===== Task data =====

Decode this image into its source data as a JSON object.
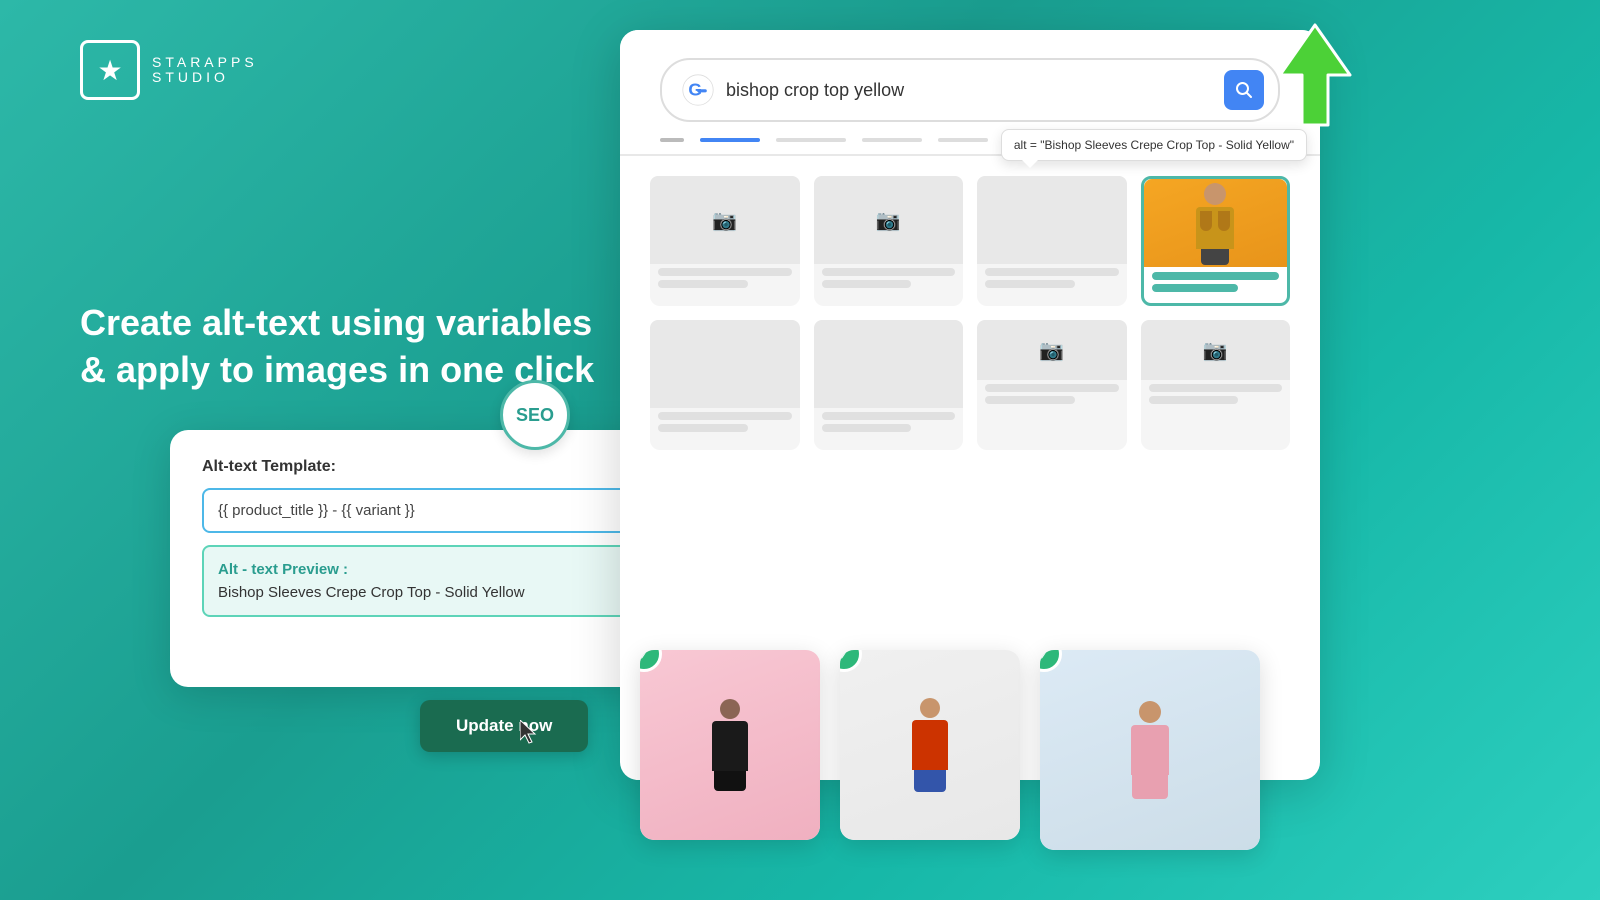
{
  "logo": {
    "name": "STARAPPS",
    "subtitle": "STUDIO",
    "star_icon": "★"
  },
  "headline": {
    "line1": "Create alt-text using variables",
    "line2": "& apply to images in one click"
  },
  "seo_badge": {
    "label": "SEO"
  },
  "template_card": {
    "label": "Alt-text Template:",
    "input_value": "{{ product_title }} - {{ variant }}",
    "preview_label": "Alt - text Preview :",
    "preview_text": "Bishop Sleeves Crepe Crop Top - Solid Yellow"
  },
  "update_button": {
    "label": "Update now"
  },
  "search": {
    "query": "bishop crop top yellow",
    "icon": "🔍"
  },
  "alt_tooltip": {
    "text": "alt = \"Bishop Sleeves Crepe Crop Top - Solid Yellow\""
  },
  "up_arrow": "↑",
  "fashion_images": [
    {
      "bg": "#1a1a1a",
      "description": "black outfit model"
    },
    {
      "bg": "#e8ede8",
      "description": "red shirt model"
    },
    {
      "bg": "#f0e4ea",
      "description": "pink outfit model"
    }
  ],
  "check_icon": "✓",
  "camera_icon": "📷"
}
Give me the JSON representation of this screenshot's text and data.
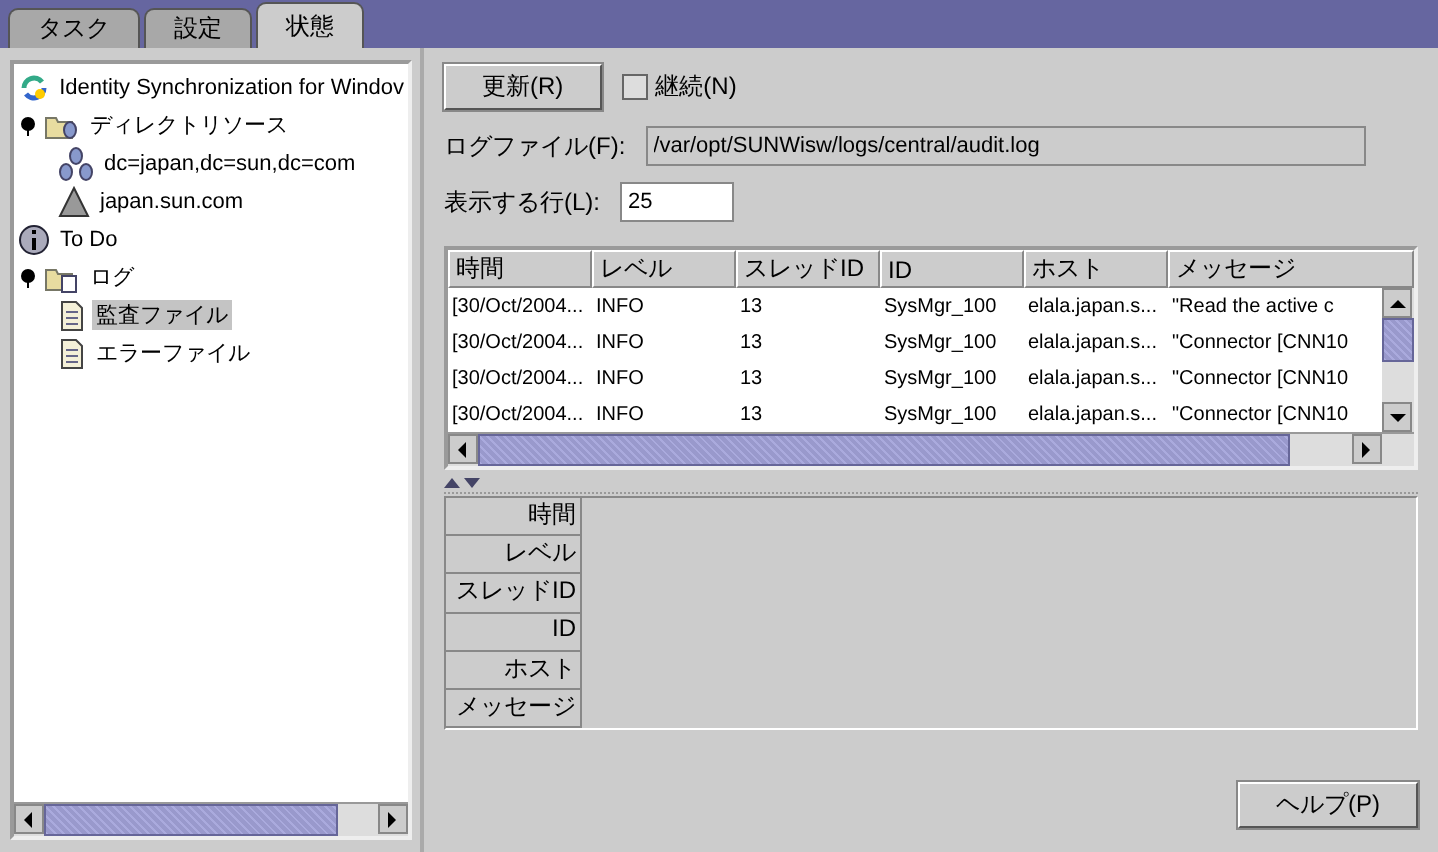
{
  "tabs": [
    {
      "label": "タスク",
      "selected": false
    },
    {
      "label": "設定",
      "selected": false
    },
    {
      "label": "状態",
      "selected": true
    }
  ],
  "tree": [
    {
      "label": "Identity Synchronization for Windov",
      "kind": "root",
      "selected": false,
      "children": [
        {
          "label": "ディレクトリソース",
          "kind": "folder",
          "selected": false,
          "expanded": true,
          "children": [
            {
              "label": "dc=japan,dc=sun,dc=com",
              "kind": "database",
              "selected": false
            },
            {
              "label": "japan.sun.com",
              "kind": "server",
              "selected": false
            }
          ]
        },
        {
          "label": "To Do",
          "kind": "info",
          "selected": false
        },
        {
          "label": "ログ",
          "kind": "log-folder",
          "selected": false,
          "expanded": true,
          "children": [
            {
              "label": "監査ファイル",
              "kind": "file",
              "selected": true
            },
            {
              "label": "エラーファイル",
              "kind": "file",
              "selected": false
            }
          ]
        }
      ]
    }
  ],
  "refresh_button": "更新(R)",
  "continuous": {
    "label": "継続(N)",
    "checked": false
  },
  "log_file": {
    "label": "ログファイル(F):",
    "value": "/var/opt/SUNWisw/logs/central/audit.log"
  },
  "rows_shown": {
    "label": "表示する行(L):",
    "value": "25"
  },
  "table": {
    "columns": [
      "時間",
      "レベル",
      "スレッドID",
      "ID",
      "ホスト",
      "メッセージ"
    ],
    "rows": [
      [
        "[30/Oct/2004...",
        "INFO",
        "13",
        "SysMgr_100",
        "elala.japan.s...",
        "\"Read the active c"
      ],
      [
        "[30/Oct/2004...",
        "INFO",
        "13",
        "SysMgr_100",
        "elala.japan.s...",
        "\"Connector [CNN10"
      ],
      [
        "[30/Oct/2004...",
        "INFO",
        "13",
        "SysMgr_100",
        "elala.japan.s...",
        "\"Connector [CNN10"
      ],
      [
        "[30/Oct/2004...",
        "INFO",
        "13",
        "SysMgr_100",
        "elala.japan.s...",
        "\"Connector [CNN10"
      ]
    ]
  },
  "details": {
    "labels": [
      "時間",
      "レベル",
      "スレッドID",
      "ID",
      "ホスト",
      "メッセージ"
    ]
  },
  "help_button": "ヘルプ(P)"
}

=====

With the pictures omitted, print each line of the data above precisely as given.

### Expected answer
Decode this image into its source data as a JSON object.
{
  "logo": {
    "name": "STARAPPS",
    "subtitle": "STUDIO",
    "star_icon": "★"
  },
  "headline": {
    "line1": "Create alt-text using variables",
    "line2": "& apply to images in one click"
  },
  "seo_badge": {
    "label": "SEO"
  },
  "template_card": {
    "label": "Alt-text Template:",
    "input_value": "{{ product_title }} - {{ variant }}",
    "preview_label": "Alt - text Preview :",
    "preview_text": "Bishop Sleeves Crepe Crop Top - Solid Yellow"
  },
  "update_button": {
    "label": "Update now"
  },
  "search": {
    "query": "bishop crop top yellow",
    "icon": "🔍"
  },
  "alt_tooltip": {
    "text": "alt = \"Bishop Sleeves Crepe Crop Top - Solid Yellow\""
  },
  "up_arrow": "↑",
  "fashion_images": [
    {
      "bg": "#1a1a1a",
      "description": "black outfit model"
    },
    {
      "bg": "#e8ede8",
      "description": "red shirt model"
    },
    {
      "bg": "#f0e4ea",
      "description": "pink outfit model"
    }
  ],
  "check_icon": "✓",
  "camera_icon": "📷"
}
Give me the JSON representation of this screenshot's text and data.
{
  "tabs": [
    {
      "label": "タスク",
      "selected": false
    },
    {
      "label": "設定",
      "selected": false
    },
    {
      "label": "状態",
      "selected": true
    }
  ],
  "tree": [
    {
      "label": "Identity Synchronization for Windov",
      "kind": "root",
      "selected": false,
      "children": [
        {
          "label": "ディレクトリソース",
          "kind": "folder",
          "selected": false,
          "expanded": true,
          "children": [
            {
              "label": "dc=japan,dc=sun,dc=com",
              "kind": "database",
              "selected": false
            },
            {
              "label": "japan.sun.com",
              "kind": "server",
              "selected": false
            }
          ]
        },
        {
          "label": "To Do",
          "kind": "info",
          "selected": false
        },
        {
          "label": "ログ",
          "kind": "log-folder",
          "selected": false,
          "expanded": true,
          "children": [
            {
              "label": "監査ファイル",
              "kind": "file",
              "selected": true
            },
            {
              "label": "エラーファイル",
              "kind": "file",
              "selected": false
            }
          ]
        }
      ]
    }
  ],
  "refresh_button": "更新(R)",
  "continuous": {
    "label": "継続(N)",
    "checked": false
  },
  "log_file": {
    "label": "ログファイル(F):",
    "value": "/var/opt/SUNWisw/logs/central/audit.log"
  },
  "rows_shown": {
    "label": "表示する行(L):",
    "value": "25"
  },
  "table": {
    "columns": [
      "時間",
      "レベル",
      "スレッドID",
      "ID",
      "ホスト",
      "メッセージ"
    ],
    "rows": [
      [
        "[30/Oct/2004...",
        "INFO",
        "13",
        "SysMgr_100",
        "elala.japan.s...",
        "\"Read the active c"
      ],
      [
        "[30/Oct/2004...",
        "INFO",
        "13",
        "SysMgr_100",
        "elala.japan.s...",
        "\"Connector [CNN10"
      ],
      [
        "[30/Oct/2004...",
        "INFO",
        "13",
        "SysMgr_100",
        "elala.japan.s...",
        "\"Connector [CNN10"
      ],
      [
        "[30/Oct/2004...",
        "INFO",
        "13",
        "SysMgr_100",
        "elala.japan.s...",
        "\"Connector [CNN10"
      ]
    ]
  },
  "details": {
    "labels": [
      "時間",
      "レベル",
      "スレッドID",
      "ID",
      "ホスト",
      "メッセージ"
    ]
  },
  "help_button": "ヘルプ(P)"
}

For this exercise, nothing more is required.